AB - Background: Close contact between pets and owners provides the opportunity for transmission of antimicrobial resistant organisms like extended-spectrum beta-lactamase (ESBL)/AmpC beta-lactamase (AmpC)-producing Enterobacteriaceae, posing a risk to public health. Objectives: To investigate whether raw feed is a risk factor for household cats to shed ESBL-producing Enterobacteriaceae, a cohort study was designed. Additionally, raw and non-raw commercial pet food products were screened for the presence of ESBL-producing Enterobacteriaceae. Methods: Weekly fecal samples of 17 cats in the control group and 19 cats in the exposed group were collected for three weeks and analyzed for the presence of ESBL-producing Enterobacteriaceae. Questionnaires were obtained to determine additional risk factors. Fecal samples were cultured on MacConkey agar supplemented with 1 mg/L cefotaxime. PCR and sequence analysis was used for screening for ESBL genes in suspected isolates. Pet food samples were cultured in LB broth supplemented with 1 mg/L cefotaxime and processed as described above. Results: In the cohort study, ESBL-producing bacteria were isolated from 3 of 51 (5.9%) samples in the control group compared to 37 of 57 (89.5%) samples in the exposed group. A significant association was found between ESBL shedding and feeding raw pet food products (OR = 31.5). No other risk factors were identified in this study. ESBL-producing Enterobacteriaceae were isolated from 14 of 18 (77.8%) raw pet food products and 0 of 35 non-raw pet food products. Conclusions: This study shows a strong association between shedding of ESBL-producing bacteria in household cats and feeding raw pet food.
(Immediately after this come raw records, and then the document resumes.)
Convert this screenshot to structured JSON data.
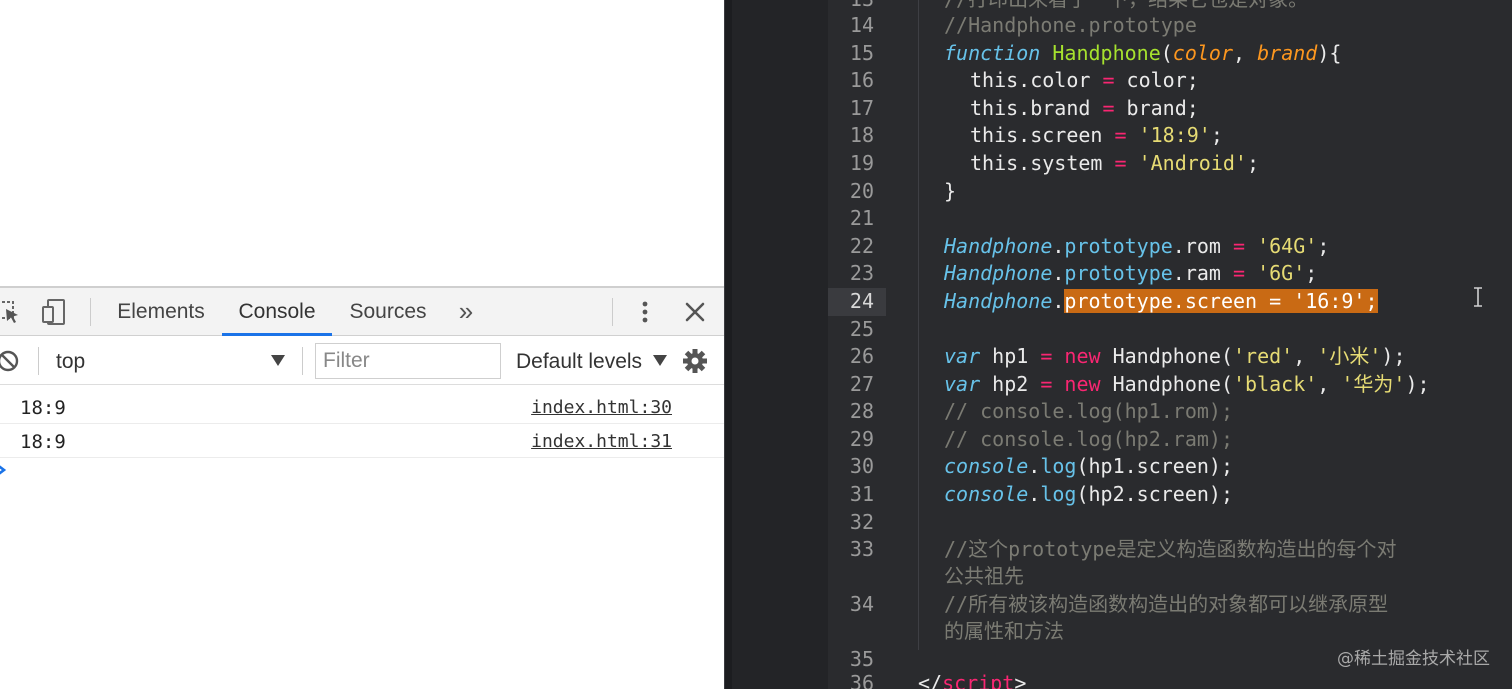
{
  "devtools": {
    "tabs": {
      "elements": "Elements",
      "console": "Console",
      "sources": "Sources",
      "more": "»"
    },
    "filterbar": {
      "context": "top",
      "filter_placeholder": "Filter",
      "levels": "Default levels"
    },
    "console_rows": [
      {
        "message": "18:9",
        "source": "index.html:30"
      },
      {
        "message": "18:9",
        "source": "index.html:31"
      }
    ],
    "accent_color": "#1a73e8"
  },
  "editor": {
    "line_numbers": [
      "13",
      "14",
      "15",
      "16",
      "17",
      "18",
      "19",
      "20",
      "21",
      "22",
      "23",
      "24",
      "25",
      "26",
      "27",
      "28",
      "29",
      "30",
      "31",
      "32",
      "33",
      "34",
      "35",
      "36"
    ],
    "active_line": "24",
    "lines": {
      "l13_comment": "//打印出来看了一下，结果它也是对象。",
      "l14_comment": "//Handphone.prototype",
      "l15_kw": "function",
      "l15_name": "Handphone",
      "l15_open": "(",
      "l15_p1": "color",
      "l15_comma": ", ",
      "l15_p2": "brand",
      "l15_close": "){",
      "l16_this": "this.color",
      "l16_eq": " = ",
      "l16_val": "color;",
      "l17_this": "this.brand",
      "l17_eq": " = ",
      "l17_val": "brand;",
      "l18_this": "this.screen",
      "l18_eq": " = ",
      "l18_val": "'18:9'",
      "l18_end": ";",
      "l19_this": "this.system",
      "l19_eq": " = ",
      "l19_val": "'Android'",
      "l19_end": ";",
      "l20": "}",
      "l22_obj": "Handphone",
      "l22_dot": ".",
      "l22_proto": "prototype",
      "l22_rest": ".rom",
      "l22_eq": " = ",
      "l22_val": "'64G'",
      "l22_end": ";",
      "l23_obj": "Handphone",
      "l23_dot": ".",
      "l23_proto": "prototype",
      "l23_rest": ".ram",
      "l23_eq": " = ",
      "l23_val": "'6G'",
      "l23_end": ";",
      "l24_obj": "Handphone",
      "l24_dot": ".",
      "l24_selected": "prototype.screen = '16:9';",
      "l26_kw": "var",
      "l26_var": " hp1",
      "l26_eq": " = ",
      "l26_new": "new",
      "l26_call": " Handphone(",
      "l26_a1": "'red'",
      "l26_comma": ", ",
      "l26_a2": "'小米'",
      "l26_end": ");",
      "l27_kw": "var",
      "l27_var": " hp2",
      "l27_eq": " = ",
      "l27_new": "new",
      "l27_call": " Handphone(",
      "l27_a1": "'black'",
      "l27_comma": ", ",
      "l27_a2": "'华为'",
      "l27_end": ");",
      "l28_comment": "// console.log(hp1.rom);",
      "l29_comment": "// console.log(hp2.ram);",
      "l30_obj": "console",
      "l30_dot": ".",
      "l30_fn": "log",
      "l30_rest": "(hp1.screen);",
      "l31_obj": "console",
      "l31_dot": ".",
      "l31_fn": "log",
      "l31_rest": "(hp2.screen);",
      "l33_comment_a": "//这个prototype是定义构造函数构造出的每个对",
      "l33_comment_b": "公共祖先",
      "l34_comment_a": "//所有被该构造函数构造出的对象都可以继承原型",
      "l34_comment_b": "的属性和方法",
      "l36_open": "</",
      "l36_tag": "script",
      "l36_close": ">"
    },
    "colors": {
      "background": "#2a2b2e",
      "keyword": "#67c2e9",
      "function_name": "#a6e22e",
      "parameter": "#fd971f",
      "string": "#e6db74",
      "operator": "#f92672",
      "comment": "#7b7b73",
      "selection": "#c96a14"
    }
  },
  "watermark": "@稀土掘金技术社区"
}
Raw pet food was often contaminated with ESBL-producing Enterobacteriaceae.

U2 - 10.1371/journal.pone.0187239

DO - 10.1371/journal.pone.0187239

M3 - Article

VL - 12

JO - PLoS ONE

JF - PLoS ONE

SN - 1932-6203

IS - 11

M1 - e0187239

ER -